*** Block opens ***

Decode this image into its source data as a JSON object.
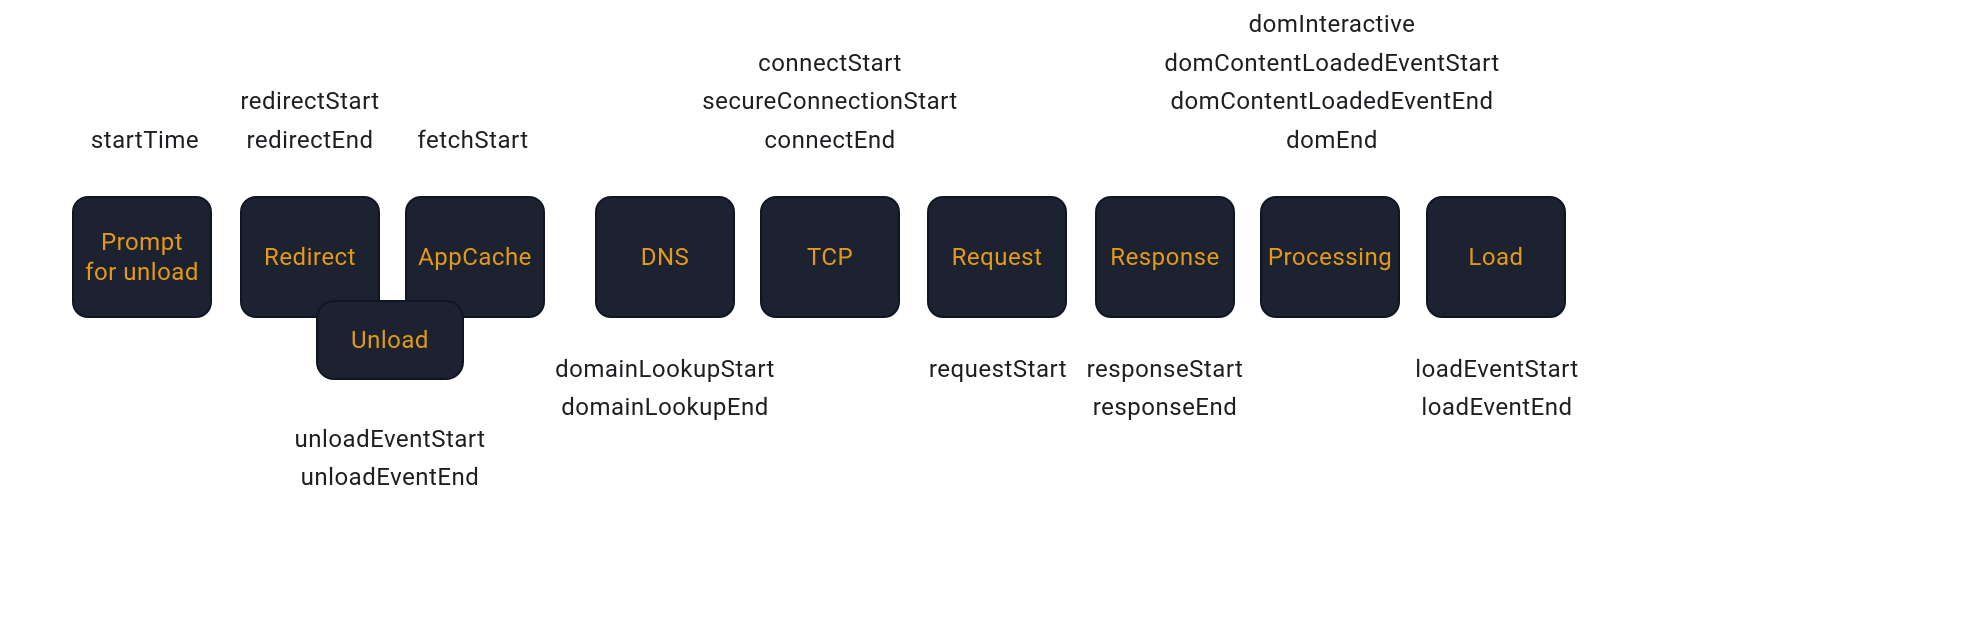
{
  "stages": {
    "prompt": {
      "label": "Prompt\nfor unload"
    },
    "redirect": {
      "label": "Redirect"
    },
    "appcache": {
      "label": "AppCache"
    },
    "dns": {
      "label": "DNS"
    },
    "tcp": {
      "label": "TCP"
    },
    "request": {
      "label": "Request"
    },
    "response": {
      "label": "Response"
    },
    "processing": {
      "label": "Processing"
    },
    "load": {
      "label": "Load"
    },
    "unload": {
      "label": "Unload"
    }
  },
  "annotations": {
    "prompt_top": "startTime",
    "redirect_top": "redirectStart\nredirectEnd",
    "appcache_top": "fetchStart",
    "tcp_top": "connectStart\nsecureConnectionStart\nconnectEnd",
    "processing_top": "domInteractive\ndomContentLoadedEventStart\ndomContentLoadedEventEnd\ndomEnd",
    "dns_bottom": "domainLookupStart\ndomainLookupEnd",
    "request_bottom": "requestStart",
    "response_bottom": "responseStart\nresponseEnd",
    "load_bottom": "loadEventStart\nloadEventEnd",
    "unload_bottom": "unloadEventStart\nunloadEventEnd"
  }
}
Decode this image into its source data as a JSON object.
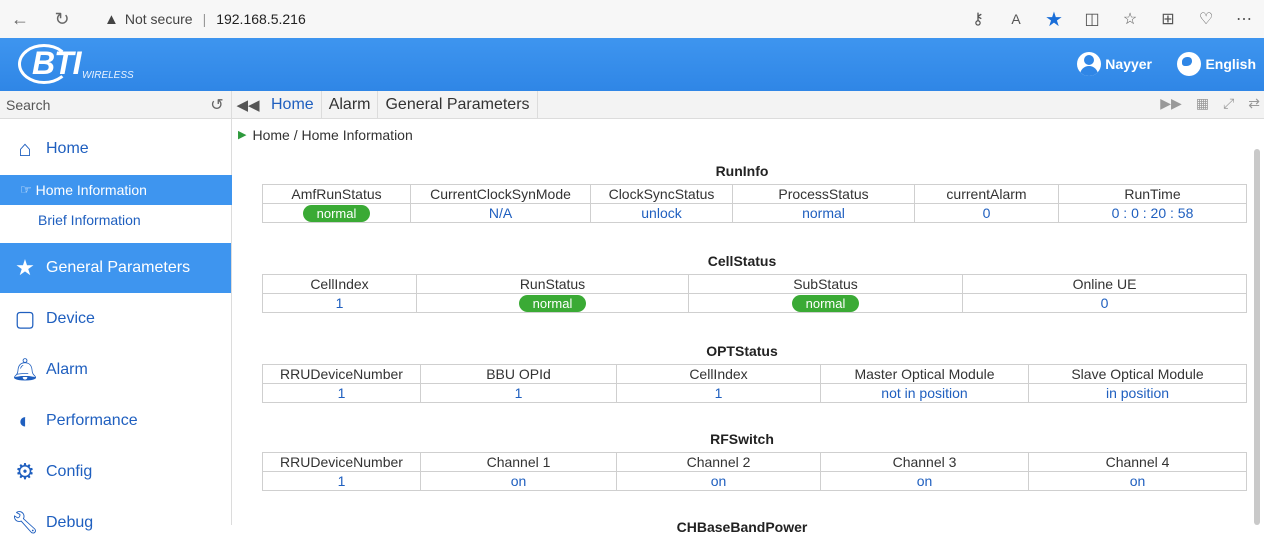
{
  "browser": {
    "security_label": "Not secure",
    "url": "192.168.5.216",
    "separator": "|"
  },
  "header": {
    "logo_text": "BTI",
    "logo_sub": "WIRELESS",
    "user": "Nayyer",
    "language": "English"
  },
  "sidebar": {
    "search_placeholder": "Search",
    "items": [
      {
        "label": "Home",
        "icon": "home-icon"
      },
      {
        "label": "General Parameters",
        "icon": "star-icon"
      },
      {
        "label": "Device",
        "icon": "tablet-icon"
      },
      {
        "label": "Alarm",
        "icon": "bell-icon"
      },
      {
        "label": "Performance",
        "icon": "half-circle-icon"
      },
      {
        "label": "Config",
        "icon": "gear-icon"
      },
      {
        "label": "Debug",
        "icon": "wrench-icon"
      }
    ],
    "sub_items": [
      "Home Information",
      "Brief Information"
    ]
  },
  "tabs": [
    "Home",
    "Alarm",
    "General Parameters"
  ],
  "breadcrumb": "Home / Home Information",
  "runinfo": {
    "title": "RunInfo",
    "headers": [
      "AmfRunStatus",
      "CurrentClockSynMode",
      "ClockSyncStatus",
      "ProcessStatus",
      "currentAlarm",
      "RunTime"
    ],
    "values": [
      "normal",
      "N/A",
      "unlock",
      "normal",
      "0",
      "0 : 0 : 20 : 58"
    ]
  },
  "cellstatus": {
    "title": "CellStatus",
    "headers": [
      "CellIndex",
      "RunStatus",
      "SubStatus",
      "Online UE"
    ],
    "values": [
      "1",
      "normal",
      "normal",
      "0"
    ]
  },
  "optstatus": {
    "title": "OPTStatus",
    "headers": [
      "RRUDeviceNumber",
      "BBU OPId",
      "CellIndex",
      "Master Optical Module",
      "Slave Optical Module"
    ],
    "values": [
      "1",
      "1",
      "1",
      "not in position",
      "in position"
    ]
  },
  "rfswitch": {
    "title": "RFSwitch",
    "headers": [
      "RRUDeviceNumber",
      "Channel 1",
      "Channel 2",
      "Channel 3",
      "Channel 4"
    ],
    "values": [
      "1",
      "on",
      "on",
      "on",
      "on"
    ]
  },
  "next_section_title": "CHBaseBandPower",
  "colors": {
    "accent": "#3e95ef",
    "link": "#1f5fbf",
    "ok": "#3aaa35"
  }
}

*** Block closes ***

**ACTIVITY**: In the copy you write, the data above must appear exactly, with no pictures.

**RESULT FOR THIS EXERCISE**:
Decode this image into its source data as a JSON object.
{
  "stages": {
    "prompt": {
      "label": "Prompt\nfor unload"
    },
    "redirect": {
      "label": "Redirect"
    },
    "appcache": {
      "label": "AppCache"
    },
    "dns": {
      "label": "DNS"
    },
    "tcp": {
      "label": "TCP"
    },
    "request": {
      "label": "Request"
    },
    "response": {
      "label": "Response"
    },
    "processing": {
      "label": "Processing"
    },
    "load": {
      "label": "Load"
    },
    "unload": {
      "label": "Unload"
    }
  },
  "annotations": {
    "prompt_top": "startTime",
    "redirect_top": "redirectStart\nredirectEnd",
    "appcache_top": "fetchStart",
    "tcp_top": "connectStart\nsecureConnectionStart\nconnectEnd",
    "processing_top": "domInteractive\ndomContentLoadedEventStart\ndomContentLoadedEventEnd\ndomEnd",
    "dns_bottom": "domainLookupStart\ndomainLookupEnd",
    "request_bottom": "requestStart",
    "response_bottom": "responseStart\nresponseEnd",
    "load_bottom": "loadEventStart\nloadEventEnd",
    "unload_bottom": "unloadEventStart\nunloadEventEnd"
  }
}
Decode this image into its source data as a JSON object.
{
  "browser": {
    "security_label": "Not secure",
    "url": "192.168.5.216",
    "separator": "|"
  },
  "header": {
    "logo_text": "BTI",
    "logo_sub": "WIRELESS",
    "user": "Nayyer",
    "language": "English"
  },
  "sidebar": {
    "search_placeholder": "Search",
    "items": [
      {
        "label": "Home",
        "icon": "home-icon"
      },
      {
        "label": "General Parameters",
        "icon": "star-icon"
      },
      {
        "label": "Device",
        "icon": "tablet-icon"
      },
      {
        "label": "Alarm",
        "icon": "bell-icon"
      },
      {
        "label": "Performance",
        "icon": "half-circle-icon"
      },
      {
        "label": "Config",
        "icon": "gear-icon"
      },
      {
        "label": "Debug",
        "icon": "wrench-icon"
      }
    ],
    "sub_items": [
      "Home Information",
      "Brief Information"
    ]
  },
  "tabs": [
    "Home",
    "Alarm",
    "General Parameters"
  ],
  "breadcrumb": "Home / Home Information",
  "runinfo": {
    "title": "RunInfo",
    "headers": [
      "AmfRunStatus",
      "CurrentClockSynMode",
      "ClockSyncStatus",
      "ProcessStatus",
      "currentAlarm",
      "RunTime"
    ],
    "values": [
      "normal",
      "N/A",
      "unlock",
      "normal",
      "0",
      "0 : 0 : 20 : 58"
    ]
  },
  "cellstatus": {
    "title": "CellStatus",
    "headers": [
      "CellIndex",
      "RunStatus",
      "SubStatus",
      "Online UE"
    ],
    "values": [
      "1",
      "normal",
      "normal",
      "0"
    ]
  },
  "optstatus": {
    "title": "OPTStatus",
    "headers": [
      "RRUDeviceNumber",
      "BBU OPId",
      "CellIndex",
      "Master Optical Module",
      "Slave Optical Module"
    ],
    "values": [
      "1",
      "1",
      "1",
      "not in position",
      "in position"
    ]
  },
  "rfswitch": {
    "title": "RFSwitch",
    "headers": [
      "RRUDeviceNumber",
      "Channel 1",
      "Channel 2",
      "Channel 3",
      "Channel 4"
    ],
    "values": [
      "1",
      "on",
      "on",
      "on",
      "on"
    ]
  },
  "next_section_title": "CHBaseBandPower",
  "colors": {
    "accent": "#3e95ef",
    "link": "#1f5fbf",
    "ok": "#3aaa35"
  }
}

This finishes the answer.